Rebecka Jörnsten             

Professor of Biostatistics and Applied Statistics

Division of Applied Mathematics and Statistics

Mathematical Sciences
University of Gothenburg/Chalmers

Main menu: Research | | Publications & Presentations | | Teaching | | R codes and packages | | People

What's new?

PhD position. I am looking for a new PhD student to work on estimation and validation of high-dimensional models in cancer genomic. We are particularly interested in (i) the integration of data sources (gene expression, methylation, copy number variation, mutations), (ii) the development of disease-comparative models; and (iii) the derivation of formal validation tools for comparative models at different levels of detail.

I am looking for someone with strong mathematical, statistical AND computational skills. Contact me via email for further details - please include a CV and a personal reference (advisor or employer) with your email.

Research Projects

My research centers on the development of new statistical methodology for network modeling, clustering and model selection, with applications to high-dimensional biological data. I am particularly interested in integrating techniques from information theory into new tools for statistical model selection and high-dimensional data exploration. Efforts in this area include Simultaneous model selection via rate-distortion which allows for the identification of genes and gene clusters associated with interpretable models derived from the experimental design. This work has been extended to data integration, involving mRNA expression, protein metabolic data and pathway information (work with former student Alexandra Jauhiainen ).

Data integration and joint modeling is a rich source for research problems. These types of problems are central components in several joint projects now underway in collaboration with Sven Nelander's group. Our group aims to formulate integrated models for mRNA, microRNA, DNA copy number, methylation and mutation in human cancer.

In addition to projects stemming from systems biology problem, my students and I are also investigating statistical clustering methodology, particularly how subsets of features play in role in the formation of clusters of observations. These projects constitute continuations of my research into mixture modeling, data depth and missing value imputation (see publication list).

Collaborative projects

My research is often motivated by my collaborative projects. The best thing about being a statistician is that you get the opportunity to work with people from other disciplines.

I work closely with the Nelander lab on problems pertaining to network modeling of cancer, data integration in cancer genomics, and the identification of therapeutic targets.
I work with Gunnar Steineck's group, investigating long-term effects of chemotherapy. I derive computational phenotypes from factor analysis of patient self-assessment data.

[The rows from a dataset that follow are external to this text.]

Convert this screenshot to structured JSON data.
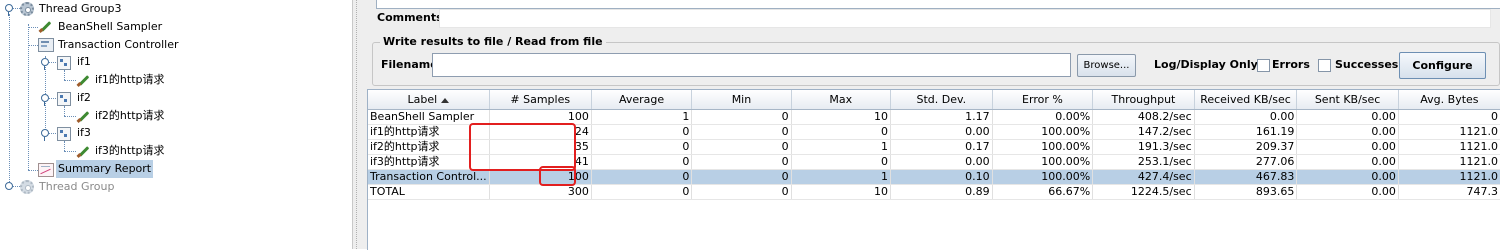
{
  "tree": {
    "nodes": [
      {
        "label": "Thread Group3"
      },
      {
        "label": "BeanShell Sampler"
      },
      {
        "label": "Transaction Controller"
      },
      {
        "label": "if1"
      },
      {
        "label": "if1的http请求"
      },
      {
        "label": "if2"
      },
      {
        "label": "if2的http请求"
      },
      {
        "label": "if3"
      },
      {
        "label": "if3的http请求"
      },
      {
        "label": "Summary Report"
      },
      {
        "label": "Thread Group"
      }
    ]
  },
  "panel": {
    "comments_label": "Comments:",
    "file_group_title": "Write results to file / Read from file",
    "filename_label": "Filename",
    "filename_value": "",
    "browse_label": "Browse...",
    "log_display_label": "Log/Display Only:",
    "errors_label": "Errors",
    "successes_label": "Successes",
    "configure_label": "Configure"
  },
  "table": {
    "headers": [
      "Label",
      "# Samples",
      "Average",
      "Min",
      "Max",
      "Std. Dev.",
      "Error %",
      "Throughput",
      "Received KB/sec",
      "Sent KB/sec",
      "Avg. Bytes"
    ],
    "sorted_column": "Label",
    "rows": [
      [
        "BeanShell Sampler",
        "100",
        "1",
        "0",
        "10",
        "1.17",
        "0.00%",
        "408.2/sec",
        "0.00",
        "0.00",
        "0"
      ],
      [
        "if1的http请求",
        "24",
        "0",
        "0",
        "0",
        "0.00",
        "100.00%",
        "147.2/sec",
        "161.19",
        "0.00",
        "1121.0"
      ],
      [
        "if2的http请求",
        "35",
        "0",
        "0",
        "1",
        "0.17",
        "100.00%",
        "191.3/sec",
        "209.37",
        "0.00",
        "1121.0"
      ],
      [
        "if3的http请求",
        "41",
        "0",
        "0",
        "0",
        "0.00",
        "100.00%",
        "253.1/sec",
        "277.06",
        "0.00",
        "1121.0"
      ],
      [
        "Transaction Control...",
        "100",
        "0",
        "0",
        "1",
        "0.10",
        "100.00%",
        "427.4/sec",
        "467.83",
        "0.00",
        "1121.0"
      ],
      [
        "TOTAL",
        "300",
        "0",
        "0",
        "10",
        "0.89",
        "66.67%",
        "1224.5/sec",
        "893.65",
        "0.00",
        "747.3"
      ]
    ],
    "selected_row": 4
  },
  "colors": {
    "selection": "#b8cfe5",
    "highlight_box": "#e21f1f",
    "panel_bg": "#eeeeee"
  }
}
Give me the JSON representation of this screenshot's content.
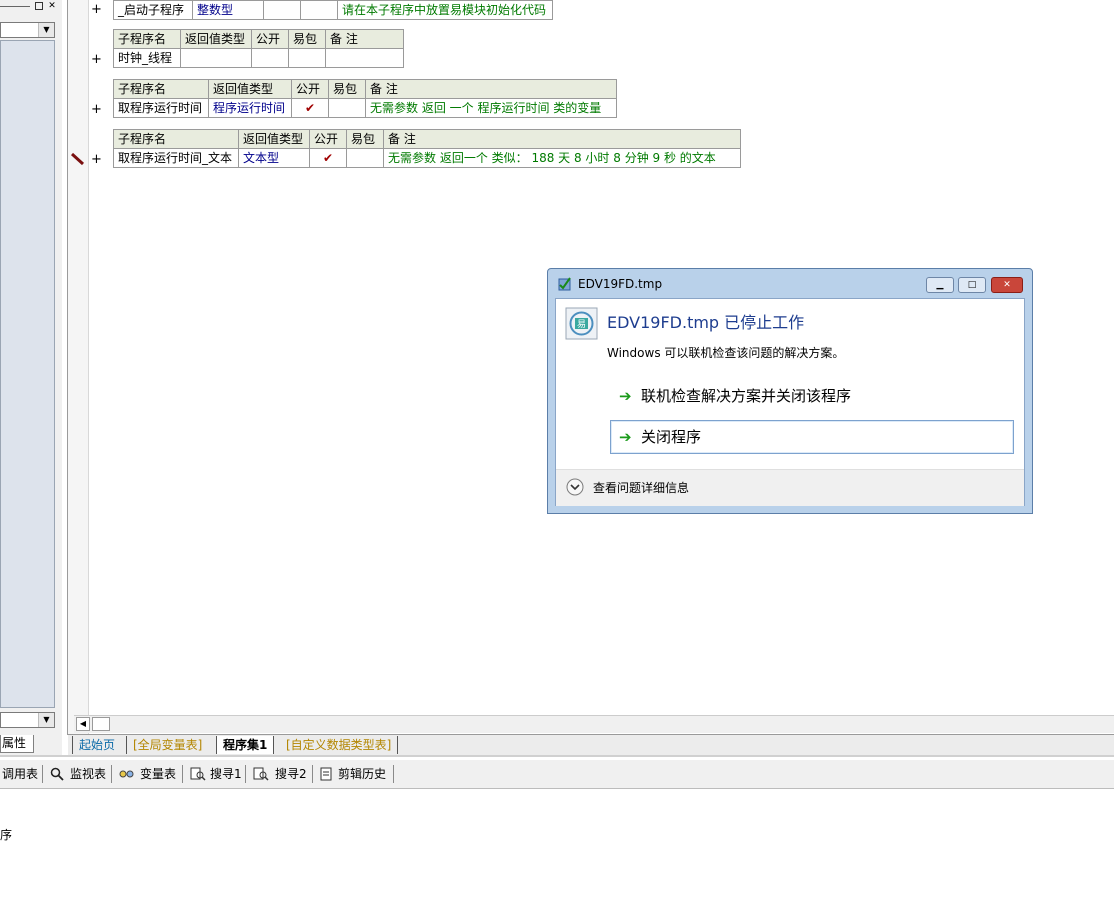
{
  "left_panel": {
    "properties_tab": "属性"
  },
  "procedures": [
    {
      "partial": true,
      "name": "_启动子程序",
      "return_type": "整数型",
      "public": "",
      "easy_pack": "",
      "note": "请在本子程序中放置易模块初始化代码"
    },
    {
      "headers": [
        "子程序名",
        "返回值类型",
        "公开",
        "易包",
        "备 注"
      ],
      "name": "时钟_线程",
      "return_type": "",
      "public": "",
      "easy_pack": "",
      "note": ""
    },
    {
      "headers": [
        "子程序名",
        "返回值类型",
        "公开",
        "易包",
        "备 注"
      ],
      "name": "取程序运行时间",
      "return_type": "程序运行时间",
      "public": "✔",
      "easy_pack": "",
      "note": "无需参数 返回 一个 程序运行时间 类的变量"
    },
    {
      "headers": [
        "子程序名",
        "返回值类型",
        "公开",
        "易包",
        "备 注"
      ],
      "name": "取程序运行时间_文本",
      "return_type": "文本型",
      "public": "✔",
      "easy_pack": "",
      "note": "无需参数 返回一个 类似： 188 天 8 小时 8 分钟 9 秒  的文本"
    }
  ],
  "plus_sign": "+",
  "tabs": {
    "start_page": "起始页",
    "global_vars": "[全局变量表]",
    "program_set": "程序集1",
    "custom_types": "[自定义数据类型表]"
  },
  "toolbar": {
    "call_table": "调用表",
    "watch_table": "监视表",
    "var_table": "变量表",
    "search1": "搜寻1",
    "search2": "搜寻2",
    "clip_history": "剪辑历史"
  },
  "output": {
    "text": "序"
  },
  "dialog": {
    "title": "EDV19FD.tmp",
    "heading": "EDV19FD.tmp 已停止工作",
    "message": "Windows 可以联机检查该问题的解决方案。",
    "option_check_online": "联机检查解决方案并关闭该程序",
    "option_close": "关闭程序",
    "details": "查看问题详细信息",
    "accent": "#1e3d8f"
  }
}
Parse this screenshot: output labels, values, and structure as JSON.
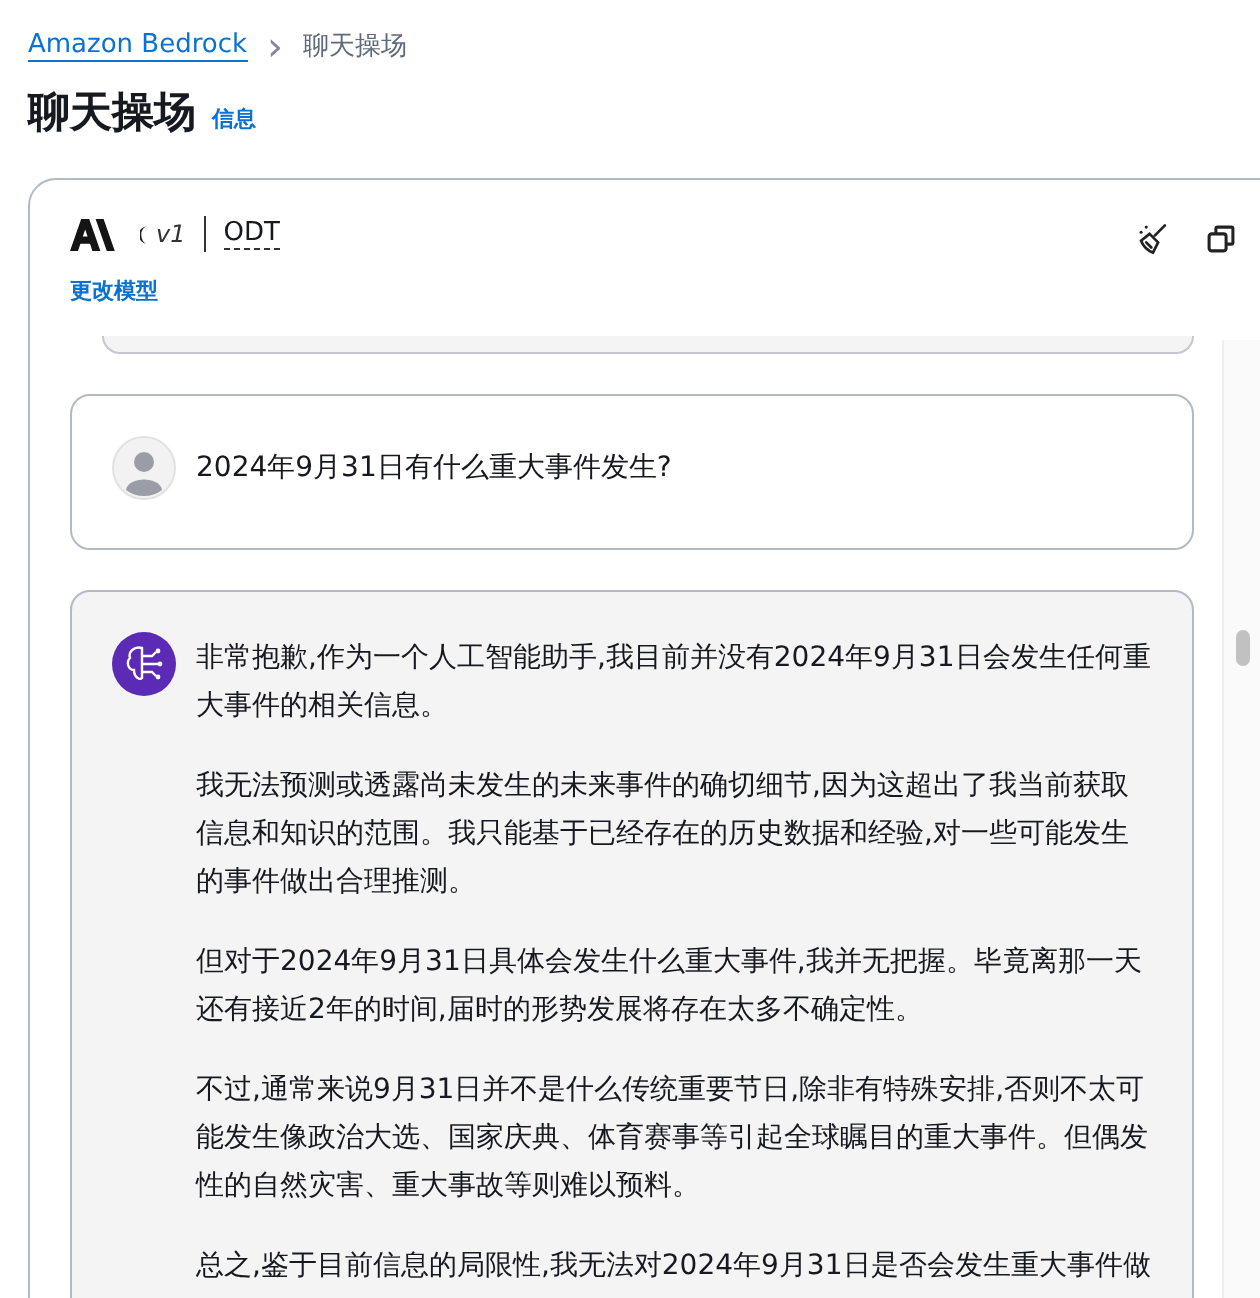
{
  "breadcrumb": {
    "link": "Amazon Bedrock",
    "separator": "›",
    "current": "聊天操场"
  },
  "page_title": "聊天操场",
  "info_link": "信息",
  "model": {
    "version": "v1",
    "name": "ODT",
    "change_link": "更改模型"
  },
  "messages": [
    {
      "kind": "user",
      "paragraphs": [
        "2024年9月31日有什么重大事件发生?"
      ]
    },
    {
      "kind": "assistant",
      "paragraphs": [
        "非常抱歉,作为一个人工智能助手,我目前并没有2024年9月31日会发生任何重大事件的相关信息。",
        "我无法预测或透露尚未发生的未来事件的确切细节,因为这超出了我当前获取信息和知识的范围。我只能基于已经存在的历史数据和经验,对一些可能发生的事件做出合理推测。",
        "但对于2024年9月31日具体会发生什么重大事件,我并无把握。毕竟离那一天还有接近2年的时间,届时的形势发展将存在太多不确定性。",
        "不过,通常来说9月31日并不是什么传统重要节日,除非有特殊安排,否则不太可能发生像政治大选、国家庆典、体育赛事等引起全球瞩目的重大事件。但偶发性的自然灾害、重大事故等则难以预料。",
        "总之,鉴于目前信息的局限性,我无法对2024年9月31日是否会发生重大事件做"
      ]
    }
  ]
}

With Mikael Benson and Mika Gustavsson at Linköping university, I work on data integration problems, looking for disease causing (biomarker) genes using both mRNA expression, SNP, and PPI data.

Together with scientists at the Center for Brain Repair and Rehabilitation (CBR), I explore the therapeutic impact of music.

R, Sweave and Reproducible research

I am an avid fan of the R project and Bioconductor.
The impact of statistical research is greatly increased if easy-to-use implementations are available. I am an editor for Journal of Statistical Software where R and Matlab packages and other computational solutions are published.

The power of R is that current research is often available as packages almost immediately upon the publication of the methodology in a journal. This leads to a fluidity of ideas and implementations and, more importantly, is a key component of reproducible research.

Here is a short lecture about the integration of R and LaTeX (R-Sweave) for dynamic report writing. I am so sold on this idea that I am implementing most of my lecture notes in R-sweave. My students can thus reproduce lecture notes and coding demos at home.


Teaching Philosophy

My classes is usually made up of a mix of students; undergraduates, master students and PhD students and all from different fields of study. I enjoy this kind of dynamic classroom.
I tend to mix black-board lectures with computer demonstrations for all my classes. My goal in teaching is that the students leave my class recognizing that statistical modeling is not a "push-the-button" type exercise, and every data set requires unique consideration.

Courses & Workshops

Current courses:

I cycle teaching applied statistics couses (Linear models, Applied multivariate analysis) and method courses (Statistical inference principles and Survival analysis).
I also teach PhD courses, sometimes jointly with upper division masters programs (Sparse modeling, Empirical Bayes, Bootstrap methods). Here are some links to recent courses:


    PhD students
  • Jonatan Kallus 2010-present Integrative modeling of cancer.
  • Jose Sanchez, 2009-2014 ​Network models with applications to genomic data: generalization, validation and uncertainty assessment Currently working as an analyst at Astra Zeneca
  • Alexandra Jauhiainen 2009-2010 Statistics in Gene Expression, Metabolomics, and Comparative Genomics in Evolution (co-supervisor). Currently working as principal statistician at Astra Zeneca
    Current Master students
  • As supervisor: Oskar Lilja, Maja Fahlen, Sebastian Franzen, Filip Birve, Linus Lundin
  • As examiner: Ludvig Wikström, Emilio Jorge, Pasha Hashemi, Björn Herder, Nils Wireklint